- SUPPLIED ENTRIES
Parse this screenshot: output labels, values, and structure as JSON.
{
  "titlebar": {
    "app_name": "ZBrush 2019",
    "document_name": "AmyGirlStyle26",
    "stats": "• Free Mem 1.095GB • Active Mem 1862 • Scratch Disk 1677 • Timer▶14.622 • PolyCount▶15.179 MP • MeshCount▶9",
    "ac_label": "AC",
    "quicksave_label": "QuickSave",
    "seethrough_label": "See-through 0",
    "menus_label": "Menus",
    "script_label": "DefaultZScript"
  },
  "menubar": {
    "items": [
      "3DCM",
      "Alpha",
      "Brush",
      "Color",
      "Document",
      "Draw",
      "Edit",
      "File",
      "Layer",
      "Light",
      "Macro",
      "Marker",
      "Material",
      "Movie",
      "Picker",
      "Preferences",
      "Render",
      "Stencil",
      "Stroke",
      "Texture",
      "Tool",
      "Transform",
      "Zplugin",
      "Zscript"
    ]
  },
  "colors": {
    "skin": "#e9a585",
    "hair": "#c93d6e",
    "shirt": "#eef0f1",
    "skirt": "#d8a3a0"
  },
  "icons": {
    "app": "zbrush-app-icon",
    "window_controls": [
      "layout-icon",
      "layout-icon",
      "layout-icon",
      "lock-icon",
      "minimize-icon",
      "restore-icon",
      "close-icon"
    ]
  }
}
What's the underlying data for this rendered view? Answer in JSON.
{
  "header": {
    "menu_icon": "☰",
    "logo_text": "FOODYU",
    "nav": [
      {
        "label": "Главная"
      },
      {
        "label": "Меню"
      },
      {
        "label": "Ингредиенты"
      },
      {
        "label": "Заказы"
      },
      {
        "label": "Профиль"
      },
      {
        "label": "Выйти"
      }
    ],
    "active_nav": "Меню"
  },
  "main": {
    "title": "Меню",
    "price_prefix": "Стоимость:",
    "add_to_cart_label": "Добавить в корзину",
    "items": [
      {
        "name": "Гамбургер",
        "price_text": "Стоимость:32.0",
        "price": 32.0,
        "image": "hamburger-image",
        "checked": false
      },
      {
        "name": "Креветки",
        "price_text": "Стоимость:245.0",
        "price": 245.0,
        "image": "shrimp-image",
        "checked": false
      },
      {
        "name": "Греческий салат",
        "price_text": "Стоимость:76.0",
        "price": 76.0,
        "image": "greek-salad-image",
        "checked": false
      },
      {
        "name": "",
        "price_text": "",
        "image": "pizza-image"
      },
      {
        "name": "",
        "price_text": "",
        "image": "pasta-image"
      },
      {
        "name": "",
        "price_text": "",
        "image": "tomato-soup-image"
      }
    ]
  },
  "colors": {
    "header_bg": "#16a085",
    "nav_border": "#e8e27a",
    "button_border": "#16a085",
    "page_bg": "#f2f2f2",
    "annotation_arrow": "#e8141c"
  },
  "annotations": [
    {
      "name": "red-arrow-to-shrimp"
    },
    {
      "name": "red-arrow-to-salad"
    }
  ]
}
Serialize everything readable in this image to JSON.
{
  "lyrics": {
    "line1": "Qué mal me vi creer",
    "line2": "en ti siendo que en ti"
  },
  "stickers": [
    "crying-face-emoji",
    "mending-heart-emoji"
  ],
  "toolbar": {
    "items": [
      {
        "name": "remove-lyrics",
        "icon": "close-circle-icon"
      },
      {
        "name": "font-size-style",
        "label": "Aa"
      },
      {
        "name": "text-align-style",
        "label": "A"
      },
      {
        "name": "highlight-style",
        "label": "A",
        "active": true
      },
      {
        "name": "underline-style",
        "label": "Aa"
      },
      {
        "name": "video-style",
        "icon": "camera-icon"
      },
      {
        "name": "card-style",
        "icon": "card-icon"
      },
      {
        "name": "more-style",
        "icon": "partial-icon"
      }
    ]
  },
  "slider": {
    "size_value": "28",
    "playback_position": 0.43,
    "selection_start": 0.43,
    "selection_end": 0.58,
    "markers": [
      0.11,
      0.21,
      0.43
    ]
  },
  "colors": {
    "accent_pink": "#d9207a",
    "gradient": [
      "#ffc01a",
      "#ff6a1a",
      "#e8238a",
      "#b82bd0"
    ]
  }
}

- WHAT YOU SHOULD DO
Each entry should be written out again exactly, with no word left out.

- TASK RESULT
Parse this screenshot: output labels, values, and structure as JSON.
{
  "titlebar": {
    "app_name": "ZBrush 2019",
    "document_name": "AmyGirlStyle26",
    "stats": "• Free Mem 1.095GB • Active Mem 1862 • Scratch Disk 1677 • Timer▶14.622 • PolyCount▶15.179 MP • MeshCount▶9",
    "ac_label": "AC",
    "quicksave_label": "QuickSave",
    "seethrough_label": "See-through 0",
    "menus_label": "Menus",
    "script_label": "DefaultZScript"
  },
  "menubar": {
    "items": [
      "3DCM",
      "Alpha",
      "Brush",
      "Color",
      "Document",
      "Draw",
      "Edit",
      "File",
      "Layer",
      "Light",
      "Macro",
      "Marker",
      "Material",
      "Movie",
      "Picker",
      "Preferences",
      "Render",
      "Stencil",
      "Stroke",
      "Texture",
      "Tool",
      "Transform",
      "Zplugin",
      "Zscript"
    ]
  },
  "colors": {
    "skin": "#e9a585",
    "hair": "#c93d6e",
    "shirt": "#eef0f1",
    "skirt": "#d8a3a0"
  },
  "icons": {
    "app": "zbrush-app-icon",
    "window_controls": [
      "layout-icon",
      "layout-icon",
      "layout-icon",
      "lock-icon",
      "minimize-icon",
      "restore-icon",
      "close-icon"
    ]
  }
}
What's the underlying data for this rendered view? Answer in JSON.
{
  "header": {
    "menu_icon": "☰",
    "logo_text": "FOODYU",
    "nav": [
      {
        "label": "Главная"
      },
      {
        "label": "Меню"
      },
      {
        "label": "Ингредиенты"
      },
      {
        "label": "Заказы"
      },
      {
        "label": "Профиль"
      },
      {
        "label": "Выйти"
      }
    ],
    "active_nav": "Меню"
  },
  "main": {
    "title": "Меню",
    "price_prefix": "Стоимость:",
    "add_to_cart_label": "Добавить в корзину",
    "items": [
      {
        "name": "Гамбургер",
        "price_text": "Стоимость:32.0",
        "price": 32.0,
        "image": "hamburger-image",
        "checked": false
      },
      {
        "name": "Креветки",
        "price_text": "Стоимость:245.0",
        "price": 245.0,
        "image": "shrimp-image",
        "checked": false
      },
      {
        "name": "Греческий салат",
        "price_text": "Стоимость:76.0",
        "price": 76.0,
        "image": "greek-salad-image",
        "checked": false
      },
      {
        "name": "",
        "price_text": "",
        "image": "pizza-image"
      },
      {
        "name": "",
        "price_text": "",
        "image": "pasta-image"
      },
      {
        "name": "",
        "price_text": "",
        "image": "tomato-soup-image"
      }
    ]
  },
  "colors": {
    "header_bg": "#16a085",
    "nav_border": "#e8e27a",
    "button_border": "#16a085",
    "page_bg": "#f2f2f2",
    "annotation_arrow": "#e8141c"
  },
  "annotations": [
    {
      "name": "red-arrow-to-shrimp"
    },
    {
      "name": "red-arrow-to-salad"
    }
  ]
}
Serialize everything readable in this image to JSON.
{
  "lyrics": {
    "line1": "Qué mal me vi creer",
    "line2": "en ti siendo que en ti"
  },
  "stickers": [
    "crying-face-emoji",
    "mending-heart-emoji"
  ],
  "toolbar": {
    "items": [
      {
        "name": "remove-lyrics",
        "icon": "close-circle-icon"
      },
      {
        "name": "font-size-style",
        "label": "Aa"
      },
      {
        "name": "text-align-style",
        "label": "A"
      },
      {
        "name": "highlight-style",
        "label": "A",
        "active": true
      },
      {
        "name": "underline-style",
        "label": "Aa"
      },
      {
        "name": "video-style",
        "icon": "camera-icon"
      },
      {
        "name": "card-style",
        "icon": "card-icon"
      },
      {
        "name": "more-style",
        "icon": "partial-icon"
      }
    ]
  },
  "slider": {
    "size_value": "28",
    "playback_position": 0.43,
    "selection_start": 0.43,
    "selection_end": 0.58,
    "markers": [
      0.11,
      0.21,
      0.43
    ]
  },
  "colors": {
    "accent_pink": "#d9207a",
    "gradient": [
      "#ffc01a",
      "#ff6a1a",
      "#e8238a",
      "#b82bd0"
    ]
  }
}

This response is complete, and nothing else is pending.